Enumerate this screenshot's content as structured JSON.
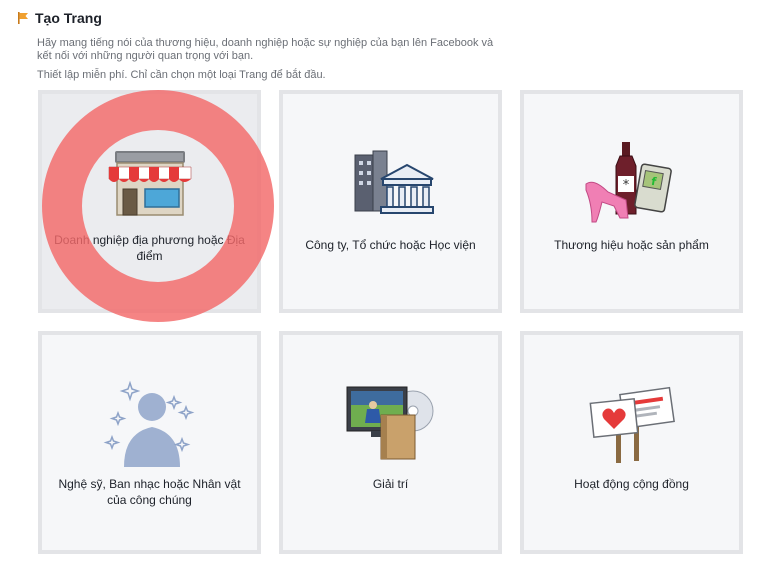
{
  "header": {
    "title": "Tạo Trang",
    "description_line1": "Hãy mang tiếng nói của thương hiệu, doanh nghiệp hoặc sự nghiệp của bạn lên Facebook và kết nối với những người quan trọng với bạn.",
    "description_line2": "Thiết lập miễn phí. Chỉ cần chọn một loại Trang để bắt đầu."
  },
  "categories": [
    {
      "label": "Doanh nghiệp địa phương hoặc Địa điểm",
      "icon": "storefront-icon",
      "selected": true
    },
    {
      "label": "Công ty, Tổ chức hoặc Học viện",
      "icon": "office-buildings-icon",
      "selected": false
    },
    {
      "label": "Thương hiệu hoặc sản phẩm",
      "icon": "brand-products-icon",
      "selected": false
    },
    {
      "label": "Nghệ sỹ, Ban nhạc hoặc Nhân vật của công chúng",
      "icon": "public-figure-icon",
      "selected": false
    },
    {
      "label": "Giải trí",
      "icon": "entertainment-icon",
      "selected": false
    },
    {
      "label": "Hoạt động cộng đồng",
      "icon": "protest-signs-icon",
      "selected": false
    }
  ],
  "colors": {
    "highlight_ring": "#f36969",
    "card_border": "#e3e4e7",
    "card_bg": "#f6f7f9"
  }
}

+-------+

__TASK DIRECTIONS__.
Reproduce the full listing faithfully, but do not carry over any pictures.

__SOLVED PROBLEM__.
Enumerate this screenshot's content as structured JSON.
{
  "header": {
    "title": "Tạo Trang",
    "description_line1": "Hãy mang tiếng nói của thương hiệu, doanh nghiệp hoặc sự nghiệp của bạn lên Facebook và kết nối với những người quan trọng với bạn.",
    "description_line2": "Thiết lập miễn phí. Chỉ cần chọn một loại Trang để bắt đầu."
  },
  "categories": [
    {
      "label": "Doanh nghiệp địa phương hoặc Địa điểm",
      "icon": "storefront-icon",
      "selected": true
    },
    {
      "label": "Công ty, Tổ chức hoặc Học viện",
      "icon": "office-buildings-icon",
      "selected": false
    },
    {
      "label": "Thương hiệu hoặc sản phẩm",
      "icon": "brand-products-icon",
      "selected": false
    },
    {
      "label": "Nghệ sỹ, Ban nhạc hoặc Nhân vật của công chúng",
      "icon": "public-figure-icon",
      "selected": false
    },
    {
      "label": "Giải trí",
      "icon": "entertainment-icon",
      "selected": false
    },
    {
      "label": "Hoạt động cộng đồng",
      "icon": "protest-signs-icon",
      "selected": false
    }
  ],
  "colors": {
    "highlight_ring": "#f36969",
    "card_border": "#e3e4e7",
    "card_bg": "#f6f7f9"
  }
}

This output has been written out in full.